Milwaukee in Milwaukee County, Wisconsin — The American Midwest (Great Lakes)
Birthplace of the American League
Erected 2000 by Society for American Baseball Research, The Milwaukee Journal Sentinel and The Milwaukee County Historical Society. This marker was dedicated in the centennial year of Major League Baseballís Junior Circuit.
Location. 43° 2.512′ N, 87° 54.879′ W. Marker is in Milwaukee, Wisconsin, in Milwaukee County. Marker is at the intersection of North Old World 3rd Street and West Kilbourn Avenue, on the right when traveling south on North Old World 3rd Street. Touch for map. Located on the northwest corner on the fourth fence post from the corner. Fence encloses a parking lot of the Milwaukee Journal Sentinel. Marker is in this post office area: Milwaukee WI 53203, United States of America.
Other nearby markers. Pere Jacques Marquette, S.J. (within shouting distance of this marker); a different marker also named Pere Jacques Marquette, S.J. (within shouting distance of this marker); Father Marquette's Camp - 1674 (within shouting distance of this marker); Historic Site in Journalism (about 300 feet away, measured in a direct line); Pere Marquette Historic Site (about 300 feet away); First African-American Church Built in Wisconsin (about 400 feet away); Connie Carpenter (Phinney) (about 400 feet away); Andy North (about 400 feet away). Touch for a list and map of all markers in Milwaukee.
Also see . . . The History of the American and National League. 2008 article by Peter Bendix on Beyond the Box Score. “When the NL reduced its teams, a minor league called the Western League saw an opportunity. In 1899, Bancroft Johnson, commissioner of the Western League, renamed his league the American League.
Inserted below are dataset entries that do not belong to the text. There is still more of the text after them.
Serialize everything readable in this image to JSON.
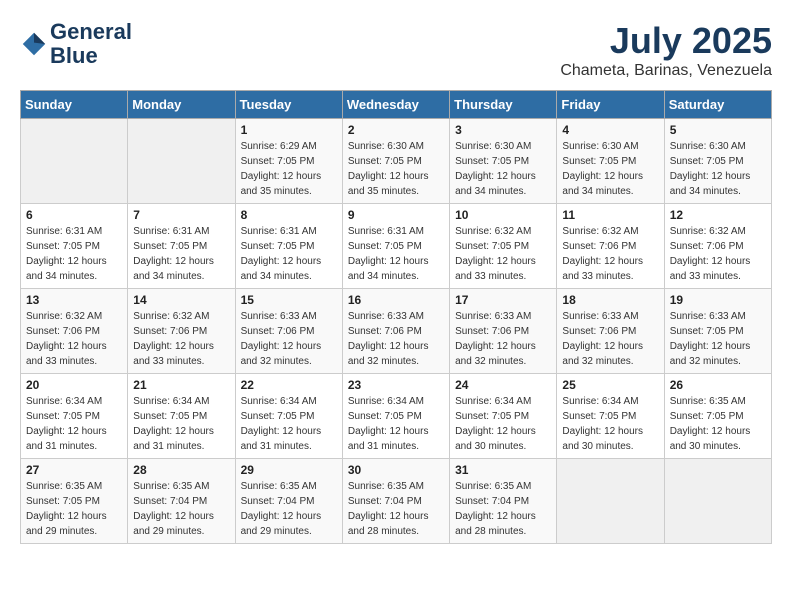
{
  "header": {
    "logo_line1": "General",
    "logo_line2": "Blue",
    "month_year": "July 2025",
    "location": "Chameta, Barinas, Venezuela"
  },
  "days_of_week": [
    "Sunday",
    "Monday",
    "Tuesday",
    "Wednesday",
    "Thursday",
    "Friday",
    "Saturday"
  ],
  "weeks": [
    [
      {
        "num": "",
        "sunrise": "",
        "sunset": "",
        "daylight": ""
      },
      {
        "num": "",
        "sunrise": "",
        "sunset": "",
        "daylight": ""
      },
      {
        "num": "1",
        "sunrise": "Sunrise: 6:29 AM",
        "sunset": "Sunset: 7:05 PM",
        "daylight": "Daylight: 12 hours and 35 minutes."
      },
      {
        "num": "2",
        "sunrise": "Sunrise: 6:30 AM",
        "sunset": "Sunset: 7:05 PM",
        "daylight": "Daylight: 12 hours and 35 minutes."
      },
      {
        "num": "3",
        "sunrise": "Sunrise: 6:30 AM",
        "sunset": "Sunset: 7:05 PM",
        "daylight": "Daylight: 12 hours and 34 minutes."
      },
      {
        "num": "4",
        "sunrise": "Sunrise: 6:30 AM",
        "sunset": "Sunset: 7:05 PM",
        "daylight": "Daylight: 12 hours and 34 minutes."
      },
      {
        "num": "5",
        "sunrise": "Sunrise: 6:30 AM",
        "sunset": "Sunset: 7:05 PM",
        "daylight": "Daylight: 12 hours and 34 minutes."
      }
    ],
    [
      {
        "num": "6",
        "sunrise": "Sunrise: 6:31 AM",
        "sunset": "Sunset: 7:05 PM",
        "daylight": "Daylight: 12 hours and 34 minutes."
      },
      {
        "num": "7",
        "sunrise": "Sunrise: 6:31 AM",
        "sunset": "Sunset: 7:05 PM",
        "daylight": "Daylight: 12 hours and 34 minutes."
      },
      {
        "num": "8",
        "sunrise": "Sunrise: 6:31 AM",
        "sunset": "Sunset: 7:05 PM",
        "daylight": "Daylight: 12 hours and 34 minutes."
      },
      {
        "num": "9",
        "sunrise": "Sunrise: 6:31 AM",
        "sunset": "Sunset: 7:05 PM",
        "daylight": "Daylight: 12 hours and 34 minutes."
      },
      {
        "num": "10",
        "sunrise": "Sunrise: 6:32 AM",
        "sunset": "Sunset: 7:05 PM",
        "daylight": "Daylight: 12 hours and 33 minutes."
      },
      {
        "num": "11",
        "sunrise": "Sunrise: 6:32 AM",
        "sunset": "Sunset: 7:06 PM",
        "daylight": "Daylight: 12 hours and 33 minutes."
      },
      {
        "num": "12",
        "sunrise": "Sunrise: 6:32 AM",
        "sunset": "Sunset: 7:06 PM",
        "daylight": "Daylight: 12 hours and 33 minutes."
      }
    ],
    [
      {
        "num": "13",
        "sunrise": "Sunrise: 6:32 AM",
        "sunset": "Sunset: 7:06 PM",
        "daylight": "Daylight: 12 hours and 33 minutes."
      },
      {
        "num": "14",
        "sunrise": "Sunrise: 6:32 AM",
        "sunset": "Sunset: 7:06 PM",
        "daylight": "Daylight: 12 hours and 33 minutes."
      },
      {
        "num": "15",
        "sunrise": "Sunrise: 6:33 AM",
        "sunset": "Sunset: 7:06 PM",
        "daylight": "Daylight: 12 hours and 32 minutes."
      },
      {
        "num": "16",
        "sunrise": "Sunrise: 6:33 AM",
        "sunset": "Sunset: 7:06 PM",
        "daylight": "Daylight: 12 hours and 32 minutes."
      },
      {
        "num": "17",
        "sunrise": "Sunrise: 6:33 AM",
        "sunset": "Sunset: 7:06 PM",
        "daylight": "Daylight: 12 hours and 32 minutes."
      },
      {
        "num": "18",
        "sunrise": "Sunrise: 6:33 AM",
        "sunset": "Sunset: 7:06 PM",
        "daylight": "Daylight: 12 hours and 32 minutes."
      },
      {
        "num": "19",
        "sunrise": "Sunrise: 6:33 AM",
        "sunset": "Sunset: 7:05 PM",
        "daylight": "Daylight: 12 hours and 32 minutes."
      }
    ],
    [
      {
        "num": "20",
        "sunrise": "Sunrise: 6:34 AM",
        "sunset": "Sunset: 7:05 PM",
        "daylight": "Daylight: 12 hours and 31 minutes."
      },
      {
        "num": "21",
        "sunrise": "Sunrise: 6:34 AM",
        "sunset": "Sunset: 7:05 PM",
        "daylight": "Daylight: 12 hours and 31 minutes."
      },
      {
        "num": "22",
        "sunrise": "Sunrise: 6:34 AM",
        "sunset": "Sunset: 7:05 PM",
        "daylight": "Daylight: 12 hours and 31 minutes."
      },
      {
        "num": "23",
        "sunrise": "Sunrise: 6:34 AM",
        "sunset": "Sunset: 7:05 PM",
        "daylight": "Daylight: 12 hours and 31 minutes."
      },
      {
        "num": "24",
        "sunrise": "Sunrise: 6:34 AM",
        "sunset": "Sunset: 7:05 PM",
        "daylight": "Daylight: 12 hours and 30 minutes."
      },
      {
        "num": "25",
        "sunrise": "Sunrise: 6:34 AM",
        "sunset": "Sunset: 7:05 PM",
        "daylight": "Daylight: 12 hours and 30 minutes."
      },
      {
        "num": "26",
        "sunrise": "Sunrise: 6:35 AM",
        "sunset": "Sunset: 7:05 PM",
        "daylight": "Daylight: 12 hours and 30 minutes."
      }
    ],
    [
      {
        "num": "27",
        "sunrise": "Sunrise: 6:35 AM",
        "sunset": "Sunset: 7:05 PM",
        "daylight": "Daylight: 12 hours and 29 minutes."
      },
      {
        "num": "28",
        "sunrise": "Sunrise: 6:35 AM",
        "sunset": "Sunset: 7:04 PM",
        "daylight": "Daylight: 12 hours and 29 minutes."
      },
      {
        "num": "29",
        "sunrise": "Sunrise: 6:35 AM",
        "sunset": "Sunset: 7:04 PM",
        "daylight": "Daylight: 12 hours and 29 minutes."
      },
      {
        "num": "30",
        "sunrise": "Sunrise: 6:35 AM",
        "sunset": "Sunset: 7:04 PM",
        "daylight": "Daylight: 12 hours and 28 minutes."
      },
      {
        "num": "31",
        "sunrise": "Sunrise: 6:35 AM",
        "sunset": "Sunset: 7:04 PM",
        "daylight": "Daylight: 12 hours and 28 minutes."
      },
      {
        "num": "",
        "sunrise": "",
        "sunset": "",
        "daylight": ""
      },
      {
        "num": "",
        "sunrise": "",
        "sunset": "",
        "daylight": ""
      }
    ]
  ]
}
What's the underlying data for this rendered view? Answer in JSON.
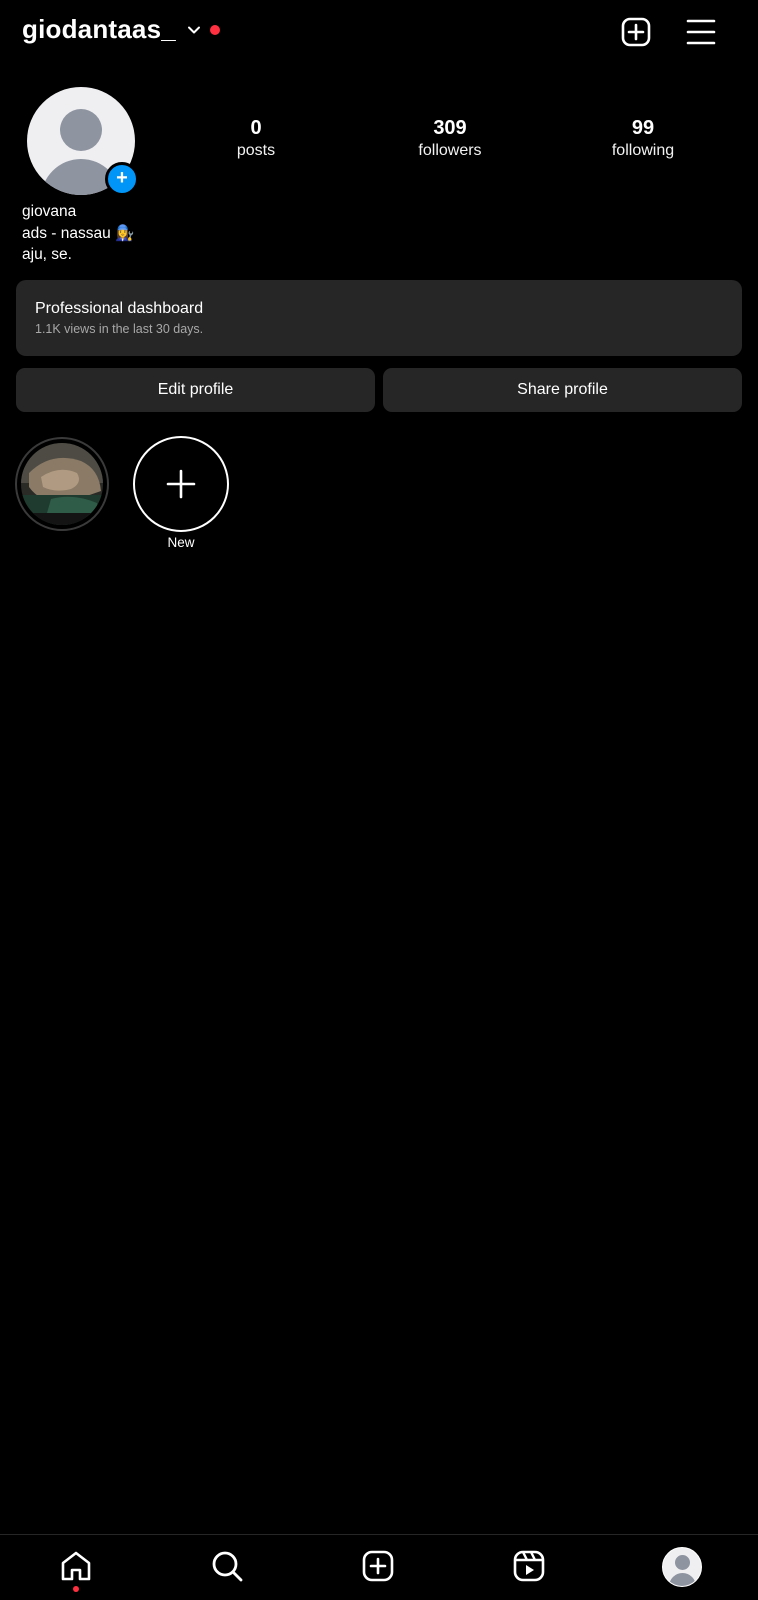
{
  "header": {
    "username": "giodantaas_",
    "create_icon": "plus-square-icon",
    "menu_icon": "hamburger-menu-icon"
  },
  "profile": {
    "stats": [
      {
        "value": "0",
        "label": "posts"
      },
      {
        "value": "309",
        "label": "followers"
      },
      {
        "value": "99",
        "label": "following"
      }
    ],
    "bio": {
      "name": "giovana",
      "line1": "ads - nassau 👩‍🔧",
      "line2": "aju, se."
    },
    "add_badge": "+"
  },
  "dashboard": {
    "title": "Professional dashboard",
    "subtitle": "1.1K views in the last 30 days."
  },
  "buttons": {
    "edit": "Edit profile",
    "share": "Share profile"
  },
  "highlights": {
    "new_label": "New"
  },
  "colors": {
    "background": "#000000",
    "surface": "#262626",
    "accent_blue": "#0095f6",
    "notification_red": "#ff3040"
  },
  "bottom_nav": [
    "home-icon",
    "search-icon",
    "create-icon",
    "reels-icon",
    "profile-avatar"
  ]
}
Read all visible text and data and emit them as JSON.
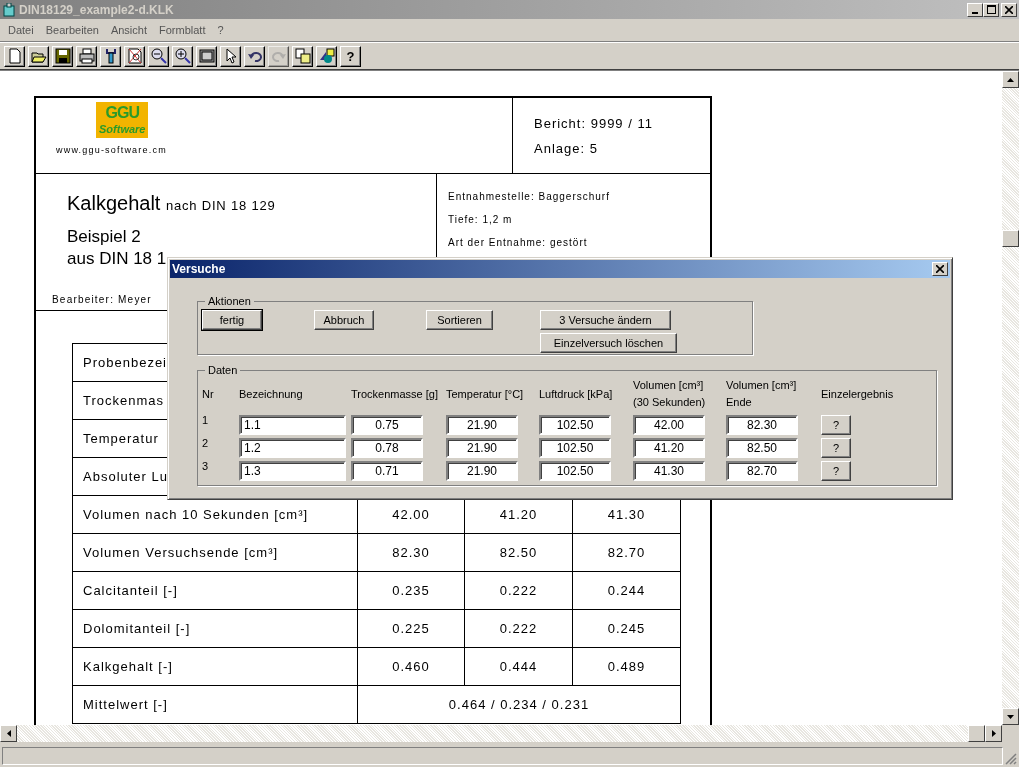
{
  "window": {
    "title": "DIN18129_example2-d.KLK"
  },
  "menu": [
    "Datei",
    "Bearbeiten",
    "Ansicht",
    "Formblatt",
    "?"
  ],
  "toolbar": [
    {
      "kind": "new",
      "disabled": false
    },
    {
      "kind": "open",
      "disabled": false
    },
    {
      "kind": "save",
      "disabled": false
    },
    {
      "kind": "print",
      "disabled": false
    },
    {
      "kind": "tool",
      "disabled": false
    },
    {
      "kind": "page",
      "disabled": false
    },
    {
      "kind": "zoomout",
      "disabled": false
    },
    {
      "kind": "zoomin",
      "disabled": false
    },
    {
      "kind": "frame",
      "disabled": false
    },
    {
      "kind": "pointer",
      "disabled": false
    },
    {
      "kind": "undo",
      "disabled": false
    },
    {
      "kind": "redo",
      "disabled": true
    },
    {
      "kind": "copy",
      "disabled": false
    },
    {
      "kind": "shapes",
      "disabled": false
    },
    {
      "kind": "help",
      "disabled": false,
      "label": "?"
    }
  ],
  "document": {
    "logo": {
      "mark": "GGU",
      "script": "Software",
      "url": "www.ggu-software.cm"
    },
    "report": "Bericht: 9999 / 11",
    "annex": "Anlage: 5",
    "title": "Kalkgehalt",
    "title_note": "nach DIN 18 129",
    "example": "Beispiel 2",
    "source": "aus DIN 18 1",
    "editor": "Bearbeiter:  Meyer",
    "sample_info": [
      "Entnahmestelle:  Baggerschurf",
      "Tiefe:  1,2 m",
      "Art der Entnahme:  gestört"
    ],
    "table": [
      {
        "kind": "split",
        "label": "Probenbezei"
      },
      {
        "kind": "split",
        "label": "Trockenmas"
      },
      {
        "kind": "split",
        "label": "Temperatur"
      },
      {
        "kind": "split",
        "label": "Absoluter Lu"
      },
      {
        "kind": "split",
        "label": "Volumen nach 10 Sekunden [cm³]",
        "values": [
          "42.00",
          "41.20",
          "41.30"
        ]
      },
      {
        "kind": "split",
        "label": "Volumen Versuchsende [cm³]",
        "values": [
          "82.30",
          "82.50",
          "82.70"
        ]
      },
      {
        "kind": "split",
        "label": "Calcitanteil [-]",
        "values": [
          "0.235",
          "0.222",
          "0.244"
        ]
      },
      {
        "kind": "split",
        "label": "Dolomitanteil [-]",
        "values": [
          "0.225",
          "0.222",
          "0.245"
        ]
      },
      {
        "kind": "split",
        "label": "Kalkgehalt [-]",
        "values": [
          "0.460",
          "0.444",
          "0.489"
        ]
      },
      {
        "kind": "merged",
        "label": "Mittelwert [-]",
        "values": [
          "0.464 / 0.234 / 0.231"
        ]
      }
    ]
  },
  "dialog": {
    "title": "Versuche",
    "actions": {
      "legend": "Aktionen",
      "buttons": [
        {
          "label": "fertig",
          "default": true
        },
        {
          "label": "Abbruch",
          "default": false
        },
        {
          "label": "Sortieren",
          "default": false
        },
        {
          "label": "3 Versuche ändern",
          "default": false
        },
        {
          "label": "Einzelversuch löschen",
          "default": false
        }
      ]
    },
    "data": {
      "legend": "Daten",
      "columns": [
        [
          "Nr"
        ],
        [
          "Bezeichnung"
        ],
        [
          "Trockenmasse [g]"
        ],
        [
          "Temperatur [°C]"
        ],
        [
          "Luftdruck [kPa]"
        ],
        [
          "Volumen [cm³]",
          "(30 Sekunden)"
        ],
        [
          "Volumen [cm³]",
          "Ende"
        ],
        [
          "Einzelergebnis"
        ]
      ],
      "rows": [
        {
          "nr": "1",
          "name": "1.1",
          "values": [
            "0.75",
            "21.90",
            "102.50",
            "42.00",
            "82.30"
          ],
          "result": "?"
        },
        {
          "nr": "2",
          "name": "1.2",
          "values": [
            "0.78",
            "21.90",
            "102.50",
            "41.20",
            "82.50"
          ],
          "result": "?"
        },
        {
          "nr": "3",
          "name": "1.3",
          "values": [
            "0.71",
            "21.90",
            "102.50",
            "41.30",
            "82.70"
          ],
          "result": "?"
        }
      ]
    }
  }
}
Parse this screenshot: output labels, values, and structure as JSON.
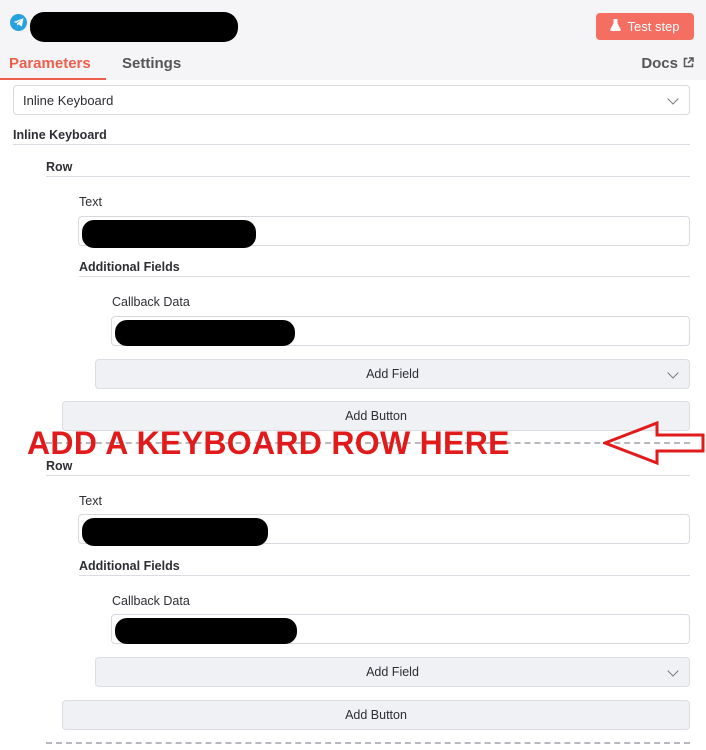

In 1901—the year after the NL contracted four teams—the American League removed itself from the National Agreement (the understanding between the National League and the various minor league circuits) and declared itself to be a Major League, alongside the National League. They also expanded, placing teams into three of the four cities that had lost their
The National League was furious. They tried to push aside the upstart AL and regain their profitable monopoly. However, it soon became apparent that the AL wasnít going anywhere, and, in true American fashion, the NL realized that if they couldnít beat the AL, they should join them. In 1903 the two leagues signed a new version of the National Agreement, under which they agreed that they would each be a major league, and their champions would play each other in the World Series (a fantastic marketing and profit opportunity for the two leagues).” (Submitted on May 6, 2010.)
Categories. • Sports •
Credits. This page was last revised on June 16, 2016. This page originally submitted on May 4, 2010, by Paul Fehrenbach of Germantown, Wisconsin. This page has been viewed 2,143 times since then and 128 times this year. Photos: 1, 2. submitted on May 4, 2010, by Paul Fehrenbach of Germantown, Wisconsin. 3. submitted on May 25, 2010, by Paul Fehrenbach of Germantown, Wisconsin. • J. J. Prats was the editor who published this page.